= Beginning of Section =

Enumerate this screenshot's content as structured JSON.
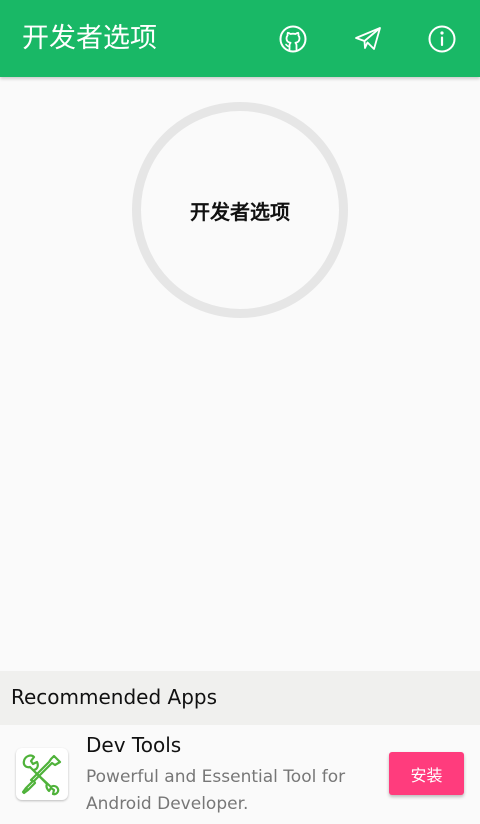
{
  "appbar": {
    "title": "开发者选项",
    "background": "#19b866",
    "actions": [
      {
        "icon": "github-icon"
      },
      {
        "icon": "telegram-send-icon"
      },
      {
        "icon": "info-icon"
      }
    ]
  },
  "main": {
    "circle_label": "开发者选项"
  },
  "recommended": {
    "header": "Recommended Apps",
    "apps": [
      {
        "name": "Dev Tools",
        "description": "Powerful and Essential Tool for Android Developer.",
        "icon": "wrench-screwdriver-icon",
        "install_label": "安装",
        "install_color": "#ff3c7d"
      }
    ]
  }
}
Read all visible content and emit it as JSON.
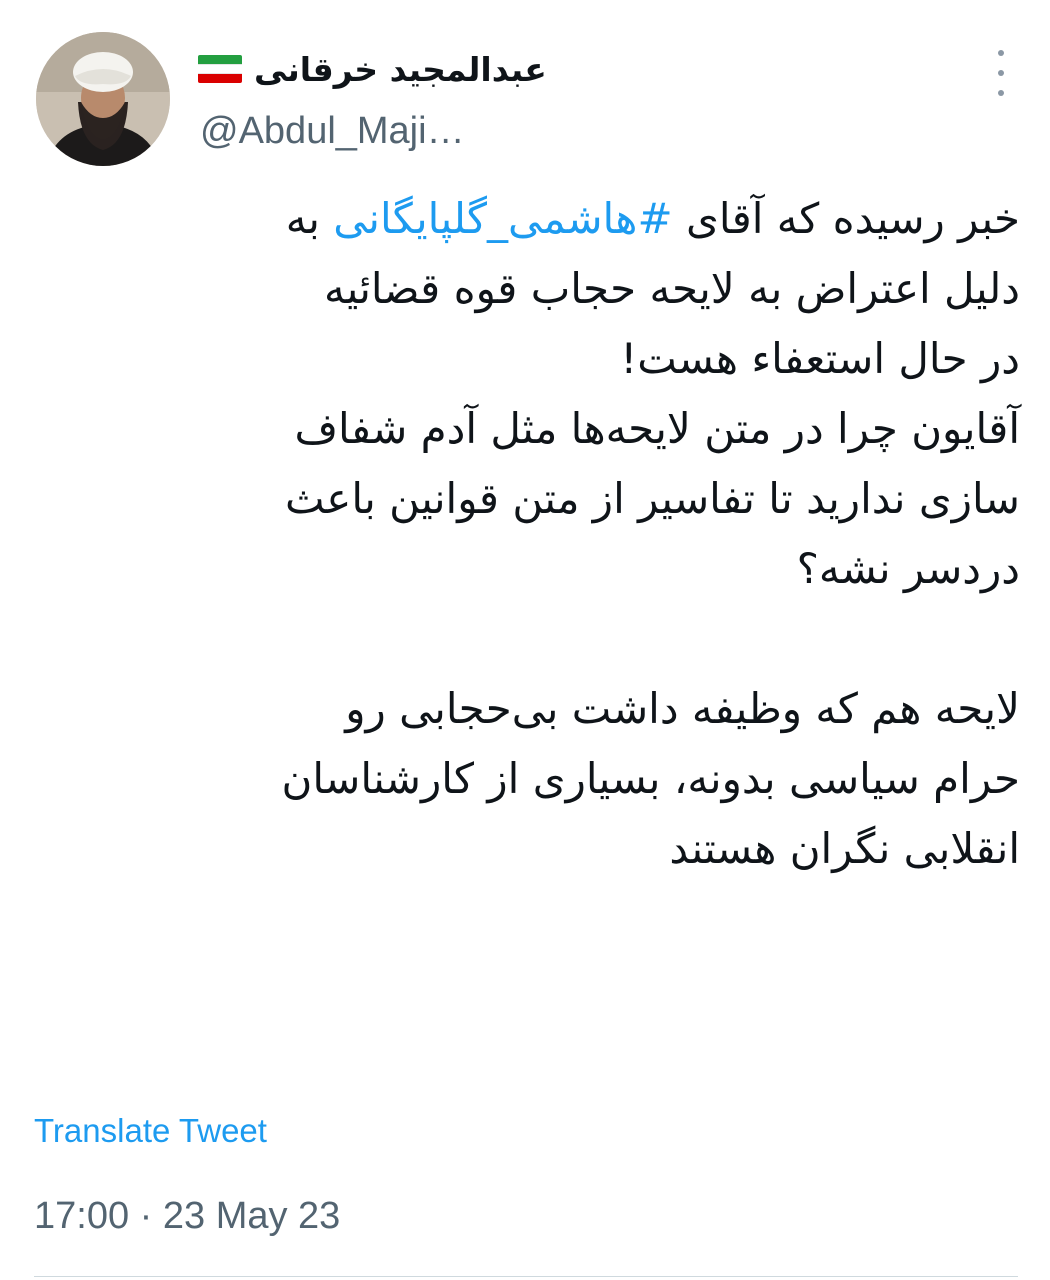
{
  "author": {
    "display_name": "عبدالمجید خرقانی",
    "handle": "@Abdul_Maji…",
    "flag_colors": [
      "#239f40",
      "#ffffff",
      "#da0000"
    ]
  },
  "tweet": {
    "lines_before_hashtag": "خبر رسیده که آقای ",
    "hashtag": "#هاشمی_گلپایگانی",
    "line1_after_hashtag": " به",
    "lines": [
      "دلیل اعتراض به لایحه حجاب قوه قضائیه",
      "در حال استعفاء هست!",
      "آقایون چرا در متن لایحه‌ها مثل آدم شفاف",
      "سازی ندارید تا تفاسیر از متن قوانین باعث",
      "دردسر نشه؟"
    ],
    "lines_after_gap": [
      "لایحه هم که وظیفه داشت بی‌حجابی رو",
      "حرام سیاسی بدونه، بسیاری از کارشناسان",
      "انقلابی نگران هستند"
    ],
    "translate_label": "Translate Tweet",
    "timestamp": "17:00 · 23 May 23"
  },
  "icons": {
    "more": "more-vertical-icon",
    "flag": "iran-flag-icon"
  },
  "colors": {
    "text": "#0f1419",
    "secondary": "#536471",
    "link": "#1d9bf0"
  }
}
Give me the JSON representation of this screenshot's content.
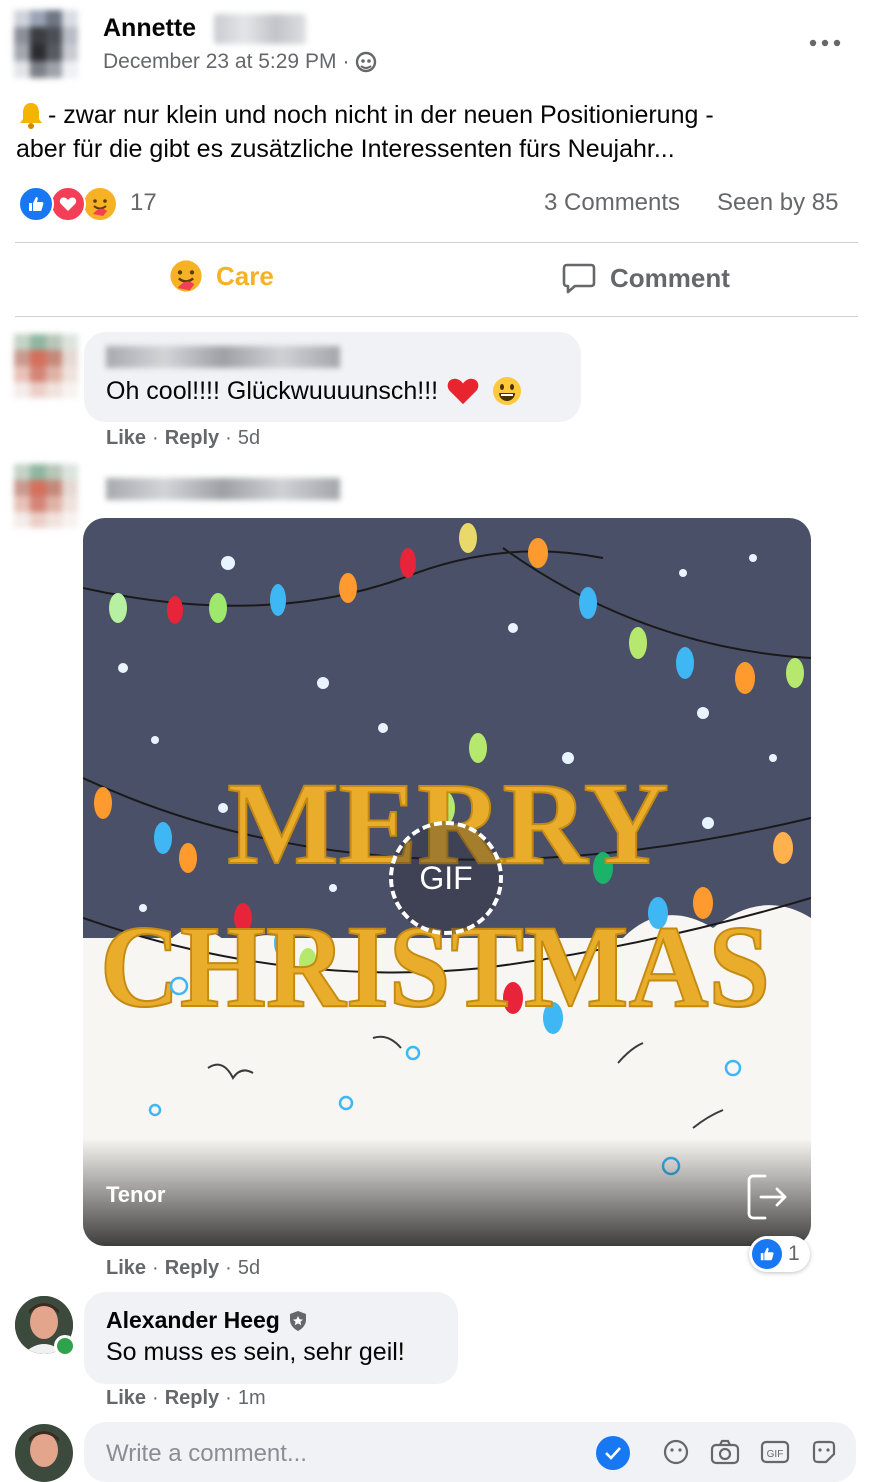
{
  "post": {
    "author": "Annette",
    "timestamp": "December 23 at 5:29 PM",
    "privacy_separator": "·",
    "body_line1": "- zwar nur klein und noch nicht in der neuen Positionierung -",
    "body_line2": "aber für die gibt es zusätzliche Interessenten fürs Neujahr...",
    "reactions_count": "17",
    "comments_count": "3 Comments",
    "seen_by": "Seen by 85"
  },
  "actions": {
    "care_label": "Care",
    "comment_label": "Comment"
  },
  "comments": [
    {
      "text": "Oh cool!!!! Glückwuuuunsch!!!",
      "like": "Like",
      "reply": "Reply",
      "time": "5d"
    },
    {
      "gif_badge": "GIF",
      "gif_source": "Tenor",
      "gif_text_line1": "MERRY",
      "gif_text_line2": "CHRISTMAS",
      "like": "Like",
      "reply": "Reply",
      "time": "5d",
      "reaction_count": "1"
    },
    {
      "author": "Alexander Heeg",
      "text": "So muss es sein, sehr geil!",
      "like": "Like",
      "reply": "Reply",
      "time": "1m"
    }
  ],
  "composer": {
    "placeholder": "Write a comment..."
  },
  "colors": {
    "accent_blue": "#1877f2",
    "care_orange": "#f7b125",
    "like_red": "#f33e58",
    "gif_bg": "#4a5068"
  },
  "icons": [
    "more-icon",
    "privacy-icon",
    "bell-icon",
    "like-reaction-icon",
    "love-reaction-icon",
    "care-reaction-icon",
    "comment-icon",
    "heart-emoji",
    "grin-emoji",
    "share-out-icon",
    "verified-icon",
    "send-icon",
    "emoji-icon",
    "camera-icon",
    "gif-icon",
    "sticker-icon"
  ]
}
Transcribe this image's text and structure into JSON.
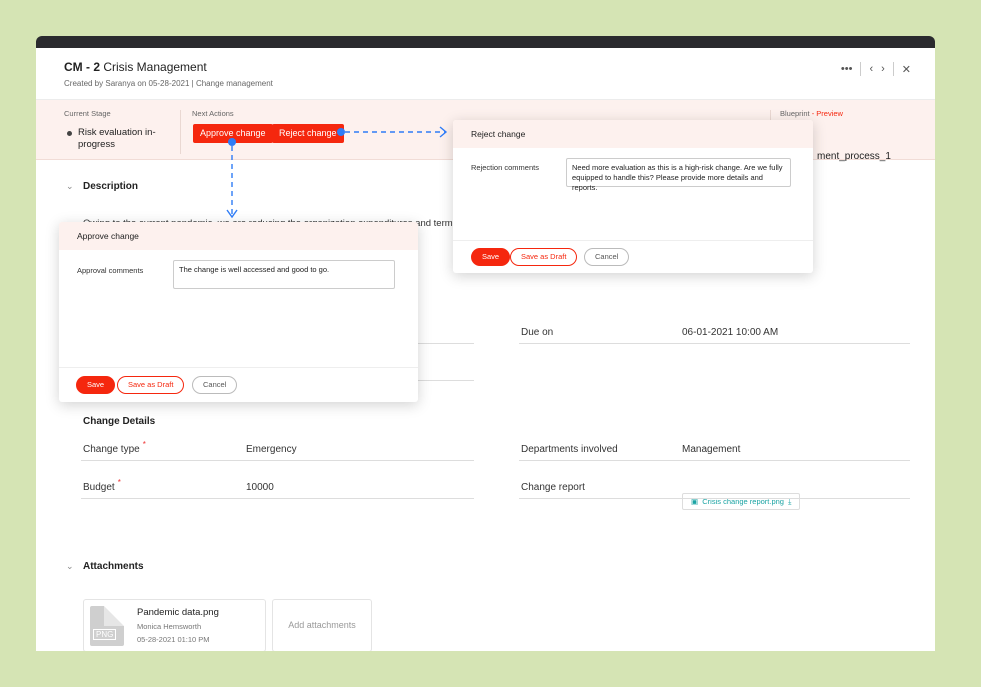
{
  "header": {
    "id": "CM - 2",
    "title": "Crisis Management",
    "subtitle": "Created by Saranya on 05-28-2021 | Change management",
    "more": "•••",
    "prev": "‹",
    "next": "›",
    "close": "✕"
  },
  "stage": {
    "current_label": "Current Stage",
    "current_value": "Risk evaluation in-progress",
    "next_label": "Next Actions",
    "approve": "Approve change",
    "reject": "Reject change",
    "blueprint_label": "Blueprint",
    "preview": "- Preview",
    "blueprint_value": "ment_process_1"
  },
  "description": {
    "heading": "Description",
    "text": "Owing to the current pandemic, we are reducing the organization expenditures and termin"
  },
  "schedule": {
    "due_label": "Due on",
    "due_value": "06-01-2021 10:00 AM"
  },
  "change_details": {
    "heading": "Change Details",
    "type_label": "Change type",
    "type_value": "Emergency",
    "budget_label": "Budget",
    "budget_value": "10000",
    "dept_label": "Departments involved",
    "dept_value": "Management",
    "report_label": "Change report",
    "report_file": "Crisis change report.png"
  },
  "attachments": {
    "heading": "Attachments",
    "file_name": "Pandemic data.png",
    "file_ext": "PNG",
    "file_owner": "Monica Hemsworth",
    "file_date": "05-28-2021 01:10 PM",
    "add_label": "Add attachments"
  },
  "approve_dialog": {
    "title": "Approve change",
    "label": "Approval comments",
    "comment": "The change is well accessed and good to go.",
    "save": "Save",
    "draft": "Save as Draft",
    "cancel": "Cancel"
  },
  "reject_dialog": {
    "title": "Reject change",
    "label": "Rejection comments",
    "comment": "Need more evaluation as this is a high-risk change. Are we fully equipped to handle this? Please provide more details and reports.",
    "save": "Save",
    "draft": "Save as Draft",
    "cancel": "Cancel"
  },
  "colors": {
    "accent": "#f5270e",
    "background": "#d5e4b4",
    "connector": "#2f7cf6",
    "link": "#1aa3a3"
  }
}
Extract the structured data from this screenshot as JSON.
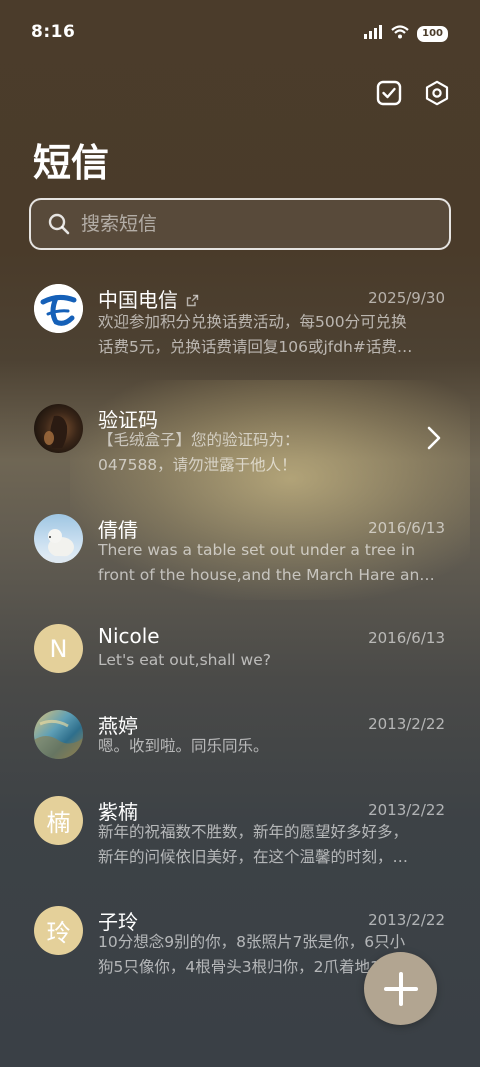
{
  "status_bar": {
    "time": "8:16",
    "battery": "100"
  },
  "header": {
    "title": "短信"
  },
  "search": {
    "placeholder": "搜索短信"
  },
  "colors": {
    "fab": "#b2a591",
    "letter_avatar": "#e4d09a",
    "telecom_blue": "#1560b8"
  },
  "conversations": [
    {
      "name": "中国电信",
      "date": "2025/9/30",
      "line1": "欢迎参加积分兑换话费活动，每500分可兑换",
      "line2": "话费5元，兑换话费请回复106或jfdh#话费…",
      "avatar": "telecom-logo-icon"
    },
    {
      "name": "验证码",
      "date": "",
      "line1": "【毛绒盒子】您的验证码为：",
      "line2": "047588，请勿泄露于他人！",
      "avatar": "photo-avatar"
    },
    {
      "name": "倩倩",
      "date": "2016/6/13",
      "line1": "There was a table set out under a tree in",
      "line2": "front of the house,and the March Hare an…",
      "avatar": "polar-bear-avatar"
    },
    {
      "name": "Nicole",
      "date": "2016/6/13",
      "line1": "Let's eat out,shall we?",
      "line2": "",
      "avatar": "N"
    },
    {
      "name": "燕婷",
      "date": "2013/2/22",
      "line1": "嗯。收到啦。同乐同乐。",
      "line2": "",
      "avatar": "landscape-avatar"
    },
    {
      "name": "紫楠",
      "date": "2013/2/22",
      "line1": "新年的祝福数不胜数，新年的愿望好多好多，",
      "line2": "新年的问候依旧美好，在这个温馨的时刻，…",
      "avatar": "楠"
    },
    {
      "name": "子玲",
      "date": "2013/2/22",
      "line1": "10分想念9别的你，8张照片7张是你，6只小",
      "line2": "狗5只像你，4根骨头3根归你，2爪着地1宗…",
      "avatar": "玲"
    }
  ]
}
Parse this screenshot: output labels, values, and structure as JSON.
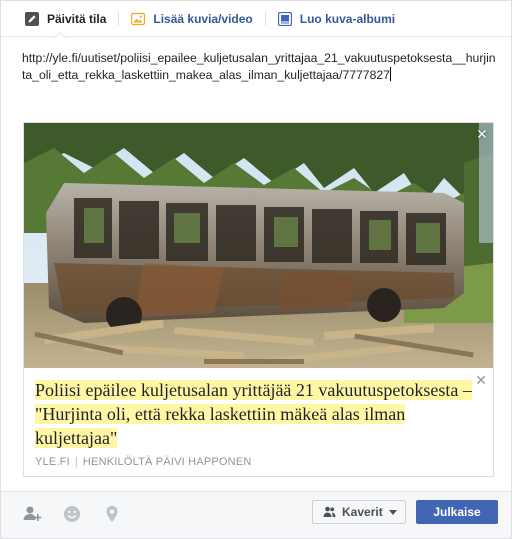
{
  "tabs": [
    {
      "label": "Päivitä tila",
      "icon": "pencil-icon",
      "active": true
    },
    {
      "label": "Lisää kuvia/video",
      "icon": "photo-icon",
      "active": false
    },
    {
      "label": "Luo kuva-albumi",
      "icon": "album-icon",
      "active": false
    }
  ],
  "status": {
    "text": "http://yle.fi/uutiset/poliisi_epailee_kuljetusalan_yrittajaa_21_vakuutuspetoksesta__hurjinta_oli_etta_rekka_laskettiin_makea_alas_ilman_kuljettajaa/7777827"
  },
  "preview": {
    "image_alt": "Burned-out bus wreck in a forest clearing",
    "title": "Poliisi epäilee kuljetusalan yrittäjää 21 vakuutuspetoksesta – \"Hurjinta oli, että rekka laskettiin mäkeä alas ilman kuljettajaa\"",
    "source": "YLE.FI",
    "author": "HENKILÖLTÄ PÄIVI HAPPONEN",
    "highlight_color": "#fff7a3"
  },
  "bottom": {
    "icons": [
      "tag-friends-icon",
      "emoji-icon",
      "location-pin-icon"
    ],
    "audience_label": "Kaverit",
    "audience_icon": "friends-icon",
    "publish_label": "Julkaise"
  },
  "colors": {
    "accent": "#4267b2",
    "link": "#365899",
    "border": "#dddfe2"
  }
}
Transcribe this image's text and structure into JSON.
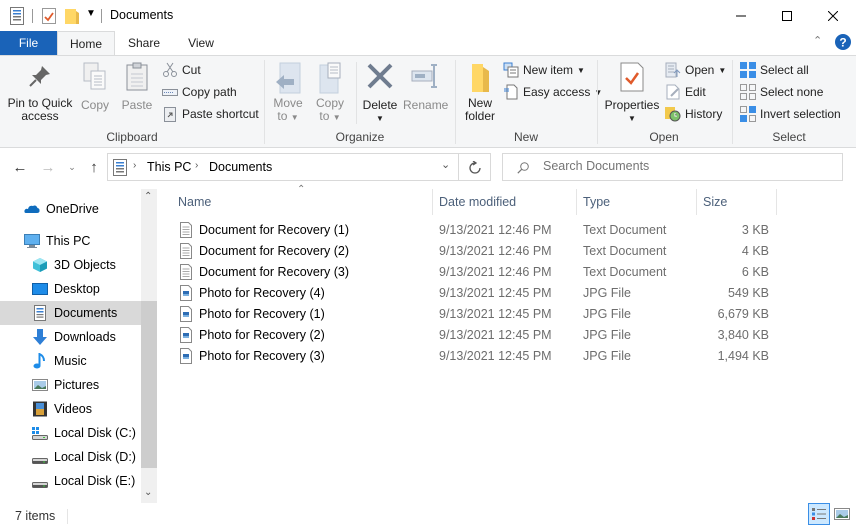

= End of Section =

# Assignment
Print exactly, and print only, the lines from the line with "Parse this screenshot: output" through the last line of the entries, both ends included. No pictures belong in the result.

# Problem solution
Parse this screenshot: output labels, values, and structure as JSON.
{
  "tabs": [
    {
      "label": "Päivitä tila",
      "icon": "pencil-icon",
      "active": true
    },
    {
      "label": "Lisää kuvia/video",
      "icon": "photo-icon",
      "active": false
    },
    {
      "label": "Luo kuva-albumi",
      "icon": "album-icon",
      "active": false
    }
  ],
  "status": {
    "text": "http://yle.fi/uutiset/poliisi_epailee_kuljetusalan_yrittajaa_21_vakuutuspetoksesta__hurjinta_oli_etta_rekka_laskettiin_makea_alas_ilman_kuljettajaa/7777827"
  },
  "preview": {
    "image_alt": "Burned-out bus wreck in a forest clearing",
    "title": "Poliisi epäilee kuljetusalan yrittäjää 21 vakuutuspetoksesta – \"Hurjinta oli, että rekka laskettiin mäkeä alas ilman kuljettajaa\"",
    "source": "YLE.FI",
    "author": "HENKILÖLTÄ PÄIVI HAPPONEN",
    "highlight_color": "#fff7a3"
  },
  "bottom": {
    "icons": [
      "tag-friends-icon",
      "emoji-icon",
      "location-pin-icon"
    ],
    "audience_label": "Kaverit",
    "audience_icon": "friends-icon",
    "publish_label": "Julkaise"
  },
  "colors": {
    "accent": "#4267b2",
    "link": "#365899",
    "border": "#dddfe2"
  }
}
Transcribe this image's text and structure into JSON.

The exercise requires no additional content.